> _DESCRIPTION OF THE TASK_
Return every line below exactly, leaving nothing out.
========
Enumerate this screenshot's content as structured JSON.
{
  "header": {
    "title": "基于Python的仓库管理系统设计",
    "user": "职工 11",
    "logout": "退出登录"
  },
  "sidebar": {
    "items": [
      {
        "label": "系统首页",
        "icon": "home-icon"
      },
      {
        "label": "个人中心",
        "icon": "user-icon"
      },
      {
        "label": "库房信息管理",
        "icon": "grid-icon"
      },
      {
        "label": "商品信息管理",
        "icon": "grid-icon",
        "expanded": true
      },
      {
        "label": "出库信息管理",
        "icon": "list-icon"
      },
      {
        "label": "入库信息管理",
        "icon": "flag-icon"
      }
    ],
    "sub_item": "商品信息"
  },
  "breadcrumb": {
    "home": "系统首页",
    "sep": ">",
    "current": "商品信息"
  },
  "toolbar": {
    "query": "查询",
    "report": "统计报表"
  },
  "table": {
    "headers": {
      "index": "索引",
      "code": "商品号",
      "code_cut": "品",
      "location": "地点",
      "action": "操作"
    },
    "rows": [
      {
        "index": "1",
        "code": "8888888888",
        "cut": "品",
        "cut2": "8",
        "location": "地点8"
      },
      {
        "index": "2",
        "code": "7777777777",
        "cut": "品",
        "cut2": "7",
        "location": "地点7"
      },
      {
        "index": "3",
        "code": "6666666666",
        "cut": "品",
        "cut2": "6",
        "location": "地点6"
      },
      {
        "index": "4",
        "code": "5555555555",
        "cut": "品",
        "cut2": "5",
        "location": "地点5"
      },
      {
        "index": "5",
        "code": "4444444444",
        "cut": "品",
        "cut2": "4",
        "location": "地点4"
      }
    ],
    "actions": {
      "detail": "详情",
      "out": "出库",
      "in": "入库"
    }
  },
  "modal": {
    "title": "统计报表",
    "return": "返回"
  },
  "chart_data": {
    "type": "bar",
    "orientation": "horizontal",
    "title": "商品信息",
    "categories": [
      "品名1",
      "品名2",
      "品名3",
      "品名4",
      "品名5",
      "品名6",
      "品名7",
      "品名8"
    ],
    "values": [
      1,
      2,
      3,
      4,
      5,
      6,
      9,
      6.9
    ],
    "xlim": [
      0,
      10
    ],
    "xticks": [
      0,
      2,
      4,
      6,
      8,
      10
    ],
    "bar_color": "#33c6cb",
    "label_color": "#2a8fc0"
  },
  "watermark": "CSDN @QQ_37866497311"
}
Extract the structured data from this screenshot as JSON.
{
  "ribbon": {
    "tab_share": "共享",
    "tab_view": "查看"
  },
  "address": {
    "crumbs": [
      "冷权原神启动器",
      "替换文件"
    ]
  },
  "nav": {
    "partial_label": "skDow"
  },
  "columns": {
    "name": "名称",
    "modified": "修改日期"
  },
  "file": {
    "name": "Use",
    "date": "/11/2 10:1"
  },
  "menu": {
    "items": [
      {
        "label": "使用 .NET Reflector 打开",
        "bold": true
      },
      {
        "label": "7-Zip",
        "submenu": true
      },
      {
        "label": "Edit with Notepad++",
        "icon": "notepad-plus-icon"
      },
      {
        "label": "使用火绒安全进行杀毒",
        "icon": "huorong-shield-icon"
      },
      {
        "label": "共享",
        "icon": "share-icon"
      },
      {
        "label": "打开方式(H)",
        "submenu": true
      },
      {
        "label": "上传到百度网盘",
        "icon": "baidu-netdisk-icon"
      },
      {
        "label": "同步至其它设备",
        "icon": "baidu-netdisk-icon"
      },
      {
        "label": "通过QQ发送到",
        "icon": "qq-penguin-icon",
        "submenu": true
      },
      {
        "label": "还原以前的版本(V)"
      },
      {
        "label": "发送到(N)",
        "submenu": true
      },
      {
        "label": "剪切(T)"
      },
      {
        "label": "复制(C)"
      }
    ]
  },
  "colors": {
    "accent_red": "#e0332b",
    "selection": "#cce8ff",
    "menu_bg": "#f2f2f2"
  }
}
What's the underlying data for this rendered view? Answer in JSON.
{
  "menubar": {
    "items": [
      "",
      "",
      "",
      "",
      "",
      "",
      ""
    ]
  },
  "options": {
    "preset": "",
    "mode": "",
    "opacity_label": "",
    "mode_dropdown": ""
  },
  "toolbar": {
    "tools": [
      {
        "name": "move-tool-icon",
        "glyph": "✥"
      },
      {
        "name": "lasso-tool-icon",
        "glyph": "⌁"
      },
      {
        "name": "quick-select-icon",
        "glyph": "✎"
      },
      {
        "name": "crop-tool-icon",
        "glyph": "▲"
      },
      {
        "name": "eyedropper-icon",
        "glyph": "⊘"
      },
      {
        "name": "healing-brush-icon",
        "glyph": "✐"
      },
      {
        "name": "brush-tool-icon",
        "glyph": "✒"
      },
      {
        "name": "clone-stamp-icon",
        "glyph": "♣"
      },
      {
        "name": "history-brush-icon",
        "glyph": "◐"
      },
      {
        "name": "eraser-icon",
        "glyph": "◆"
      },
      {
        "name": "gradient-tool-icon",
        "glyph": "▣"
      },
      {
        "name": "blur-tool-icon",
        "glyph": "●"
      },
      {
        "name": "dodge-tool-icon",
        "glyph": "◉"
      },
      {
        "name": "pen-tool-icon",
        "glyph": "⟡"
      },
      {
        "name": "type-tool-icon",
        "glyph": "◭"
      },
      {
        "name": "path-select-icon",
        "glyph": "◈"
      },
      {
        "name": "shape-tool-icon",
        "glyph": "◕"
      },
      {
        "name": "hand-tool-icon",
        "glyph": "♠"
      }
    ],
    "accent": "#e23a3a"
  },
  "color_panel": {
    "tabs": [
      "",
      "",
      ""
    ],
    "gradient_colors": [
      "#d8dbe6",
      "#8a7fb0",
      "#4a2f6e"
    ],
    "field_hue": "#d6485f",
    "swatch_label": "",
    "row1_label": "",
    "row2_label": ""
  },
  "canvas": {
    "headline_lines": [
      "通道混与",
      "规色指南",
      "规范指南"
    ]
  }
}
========
> _ANSWER TO THE PROBLEM_
Enumerate this screenshot's content as structured JSON.
{
  "header": {
    "title": "基于Python的仓库管理系统设计",
    "user": "职工 11",
    "logout": "退出登录"
  },
  "sidebar": {
    "items": [
      {
        "label": "系统首页",
        "icon": "home-icon"
      },
      {
        "label": "个人中心",
        "icon": "user-icon"
      },
      {
        "label": "库房信息管理",
        "icon": "grid-icon"
      },
      {
        "label": "商品信息管理",
        "icon": "grid-icon",
        "expanded": true
      },
      {
        "label": "出库信息管理",
        "icon": "list-icon"
      },
      {
        "label": "入库信息管理",
        "icon": "flag-icon"
      }
    ],
    "sub_item": "商品信息"
  },
  "breadcrumb": {
    "home": "系统首页",
    "sep": ">",
    "current": "商品信息"
  },
  "toolbar": {
    "query": "查询",
    "report": "统计报表"
  },
  "table": {
    "headers": {
      "index": "索引",
      "code": "商品号",
      "code_cut": "品",
      "location": "地点",
      "action": "操作"
    },
    "rows": [
      {
        "index": "1",
        "code": "8888888888",
        "cut": "品",
        "cut2": "8",
        "location": "地点8"
      },
      {
        "index": "2",
        "code": "7777777777",
        "cut": "品",
        "cut2": "7",
        "location": "地点7"
      },
      {
        "index": "3",
        "code": "6666666666",
        "cut": "品",
        "cut2": "6",
        "location": "地点6"
      },
      {
        "index": "4",
        "code": "5555555555",
        "cut": "品",
        "cut2": "5",
        "location": "地点5"
      },
      {
        "index": "5",
        "code": "4444444444",
        "cut": "品",
        "cut2": "4",
        "location": "地点4"
      }
    ],
    "actions": {
      "detail": "详情",
      "out": "出库",
      "in": "入库"
    }
  },
  "modal": {
    "title": "统计报表",
    "return": "返回"
  },
  "chart_data": {
    "type": "bar",
    "orientation": "horizontal",
    "title": "商品信息",
    "categories": [
      "品名1",
      "品名2",
      "品名3",
      "品名4",
      "品名5",
      "品名6",
      "品名7",
      "品名8"
    ],
    "values": [
      1,
      2,
      3,
      4,
      5,
      6,
      9,
      6.9
    ],
    "xlim": [
      0,
      10
    ],
    "xticks": [
      0,
      2,
      4,
      6,
      8,
      10
    ],
    "bar_color": "#33c6cb",
    "label_color": "#2a8fc0"
  },
  "watermark": "CSDN @QQ_37866497311"
}
Extract the structured data from this screenshot as JSON.
{
  "ribbon": {
    "tab_share": "共享",
    "tab_view": "查看"
  },
  "address": {
    "crumbs": [
      "冷权原神启动器",
      "替换文件"
    ]
  },
  "nav": {
    "partial_label": "skDow"
  },
  "columns": {
    "name": "名称",
    "modified": "修改日期"
  },
  "file": {
    "name": "Use",
    "date": "/11/2 10:1"
  },
  "menu": {
    "items": [
      {
        "label": "使用 .NET Reflector 打开",
        "bold": true
      },
      {
        "label": "7-Zip",
        "submenu": true
      },
      {
        "label": "Edit with Notepad++",
        "icon": "notepad-plus-icon"
      },
      {
        "label": "使用火绒安全进行杀毒",
        "icon": "huorong-shield-icon"
      },
      {
        "label": "共享",
        "icon": "share-icon"
      },
      {
        "label": "打开方式(H)",
        "submenu": true
      },
      {
        "label": "上传到百度网盘",
        "icon": "baidu-netdisk-icon"
      },
      {
        "label": "同步至其它设备",
        "icon": "baidu-netdisk-icon"
      },
      {
        "label": "通过QQ发送到",
        "icon": "qq-penguin-icon",
        "submenu": true
      },
      {
        "label": "还原以前的版本(V)"
      },
      {
        "label": "发送到(N)",
        "submenu": true
      },
      {
        "label": "剪切(T)"
      },
      {
        "label": "复制(C)"
      }
    ]
  },
  "colors": {
    "accent_red": "#e0332b",
    "selection": "#cce8ff",
    "menu_bg": "#f2f2f2"
  }
}
What's the underlying data for this rendered view? Answer in JSON.
{
  "menubar": {
    "items": [
      "",
      "",
      "",
      "",
      "",
      "",
      ""
    ]
  },
  "options": {
    "preset": "",
    "mode": "",
    "opacity_label": "",
    "mode_dropdown": ""
  },
  "toolbar": {
    "tools": [
      {
        "name": "move-tool-icon",
        "glyph": "✥"
      },
      {
        "name": "lasso-tool-icon",
        "glyph": "⌁"
      },
      {
        "name": "quick-select-icon",
        "glyph": "✎"
      },
      {
        "name": "crop-tool-icon",
        "glyph": "▲"
      },
      {
        "name": "eyedropper-icon",
        "glyph": "⊘"
      },
      {
        "name": "healing-brush-icon",
        "glyph": "✐"
      },
      {
        "name": "brush-tool-icon",
        "glyph": "✒"
      },
      {
        "name": "clone-stamp-icon",
        "glyph": "♣"
      },
      {
        "name": "history-brush-icon",
        "glyph": "◐"
      },
      {
        "name": "eraser-icon",
        "glyph": "◆"
      },
      {
        "name": "gradient-tool-icon",
        "glyph": "▣"
      },
      {
        "name": "blur-tool-icon",
        "glyph": "●"
      },
      {
        "name": "dodge-tool-icon",
        "glyph": "◉"
      },
      {
        "name": "pen-tool-icon",
        "glyph": "⟡"
      },
      {
        "name": "type-tool-icon",
        "glyph": "◭"
      },
      {
        "name": "path-select-icon",
        "glyph": "◈"
      },
      {
        "name": "shape-tool-icon",
        "glyph": "◕"
      },
      {
        "name": "hand-tool-icon",
        "glyph": "♠"
      }
    ],
    "accent": "#e23a3a"
  },
  "color_panel": {
    "tabs": [
      "",
      "",
      ""
    ],
    "gradient_colors": [
      "#d8dbe6",
      "#8a7fb0",
      "#4a2f6e"
    ],
    "field_hue": "#d6485f",
    "swatch_label": "",
    "row1_label": "",
    "row2_label": ""
  },
  "canvas": {
    "headline_lines": [
      "通道混与",
      "规色指南",
      "规范指南"
    ]
  }
}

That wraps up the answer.